Brian opens his eyes to find a small cup of hot chocolate fudge sitting next to the sundae in its old-time fancy glass vase, and, he feels better.
The cold vanilla ice cream paired with the hot richness of the fudge is simply sublime. He finishes the sundae and the extra fudge at a leisurely pace, the sugar rush adding to his calm demeanor.
No beeps yet. Maybe the doctor gave up for now. Brian thinks he will have to call and speak to him on the phone in order to get him to stop bothering him about going back.
Barbara walks up with the check in her hand.
“So. How was that?”
“THAT. Was the perfect ending to a perfect meal, Miss Barbara!”
“Aww. That’s good. I’m glad you liked it. You certainly look better.”
Brian takes his debit card out of his wallet and gives it to Barbara who takes it and goes to the register.
Brian decides to send one more text to the Doctor, hoping to avoid the possibility he will end up sending the police to do a welfare check as he had threatened to do in the past.
Brian: Doctor, I am feeling fine. I just need a day or two and I will call you back. I am going to go to the movies tonight and I have a new book I’m reading, I’ll be fine. Thank you.
Barbara returns with the credit card slip and his debit card. He takes it and signs it, giving Barbara 20% because, for the time being, he feels pretty good.
Brian gets up out of his chair, ignoring the back pain and his stiff legs. He puts his wallet in his right front pocket and his phone in his left. He has his truck keys and, he’s ready to go.
He looks for the staff and waves to them.
“Have a nice day.”
He receives a few awkward responses. Manny and his friends are starting to giggle and talk about him already as he exits the diner, the bells announcing his exit.
Outside, the crisp ocean wind blows across his face cooling his cheeks and forehead. He listens to the seagulls and the trees moving back and forth in the wind.
He hears a heavy truck driving behind him. It is getting closer and suddenly it sounds like the engine is revving faster and faster.
Brian turns around just in time to see the grill of a refrigerated box truck as it slams into him on the sidewalk between the diner and his truck.
The truck rolls over him, breaking his legs, his back, crushing his chest and causing all sorts of soft tissue damage so that he will be a closed casket.
The truck finally comes to a halt, the air brakes whistling. The cab door opens and the driver gets out screaming.
“Oh my God! Oh my God! I couldn’t stop. The brakes! Call nine one one.”
The diner staff run out to see if Brian was hit. Brian is still alive. Barely.
He sees the legs and feet of the diner staff. Barbara. Jenna. Manny. He thinks to himself how they might have been the only friends and family he could count on.
He hears the distant sound of sirens but knows he will not make it. His right foot is up by his chest. This is it. The moment he’s been thinking about since he was just a three year old and his father would take him out of his crib into his den where he would make Brian pleasure him with lots of assistance and coaxing.
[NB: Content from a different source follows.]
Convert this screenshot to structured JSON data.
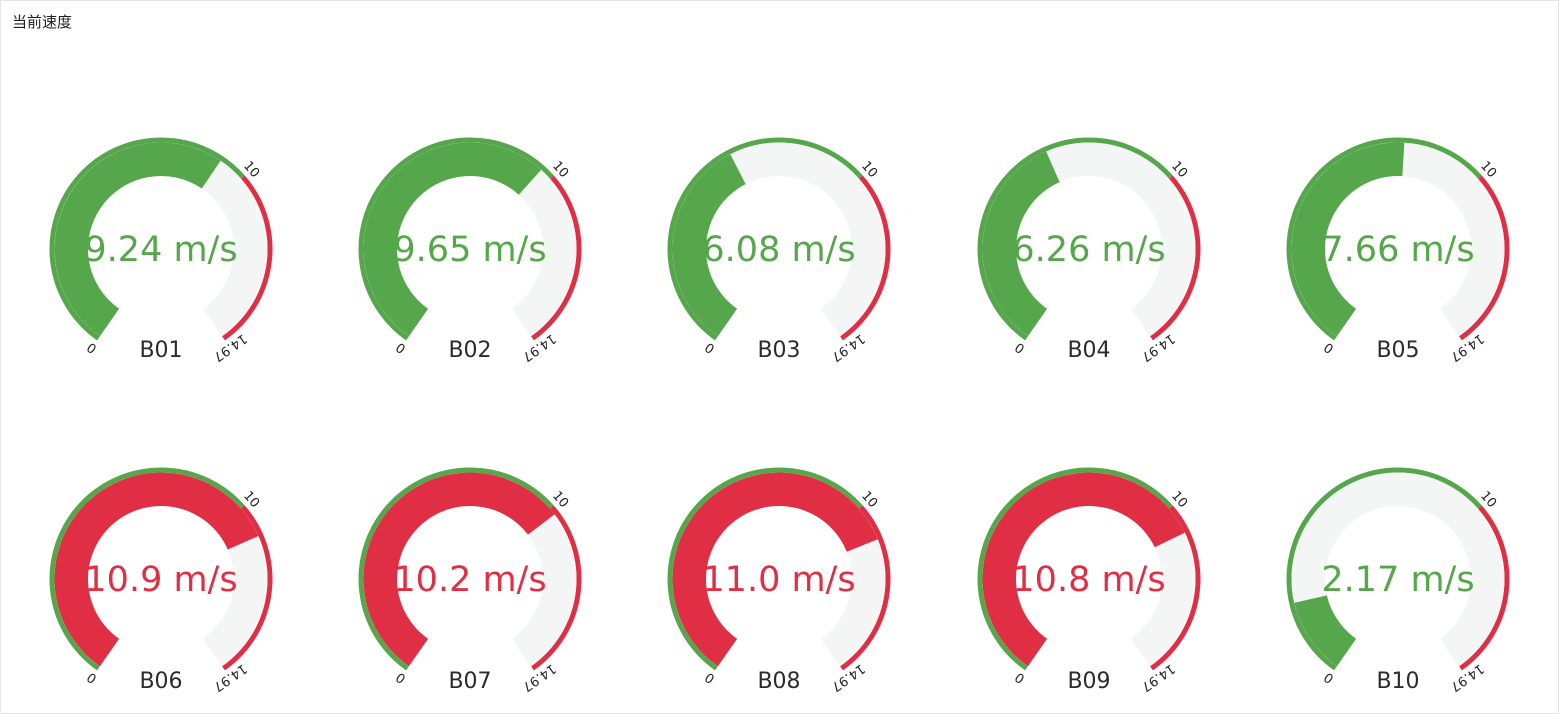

“Is he dead?”
“What do you think? That fat sunnnuvabitch flipped back like a twig.”
“Ow! What? I’m just joking.”
“If you’re an adult who experienced sexual abuse as a child, know that you are not alone. Every nine minutes, a child is sexually assaulted in the U.S., and 93 percent know the perpetrator. Many perpetrators of sexual abuse are in a position of trust or responsible for the child’s care, such as a family member, teacher, clergy member, or coach. No matter what, the abuse was not your fault. It’s never too late to start healing from this experience.” ~ RAINN
If you or someone you know is thinking of harming themselves, there is help available. It is anonymous: National Suicide Prevention Hotline. (800) 273 – 8255.
Excerpt from Thought Catalog article: “It’s Your Responsibility To Realize That Only You Can Heal Yourself“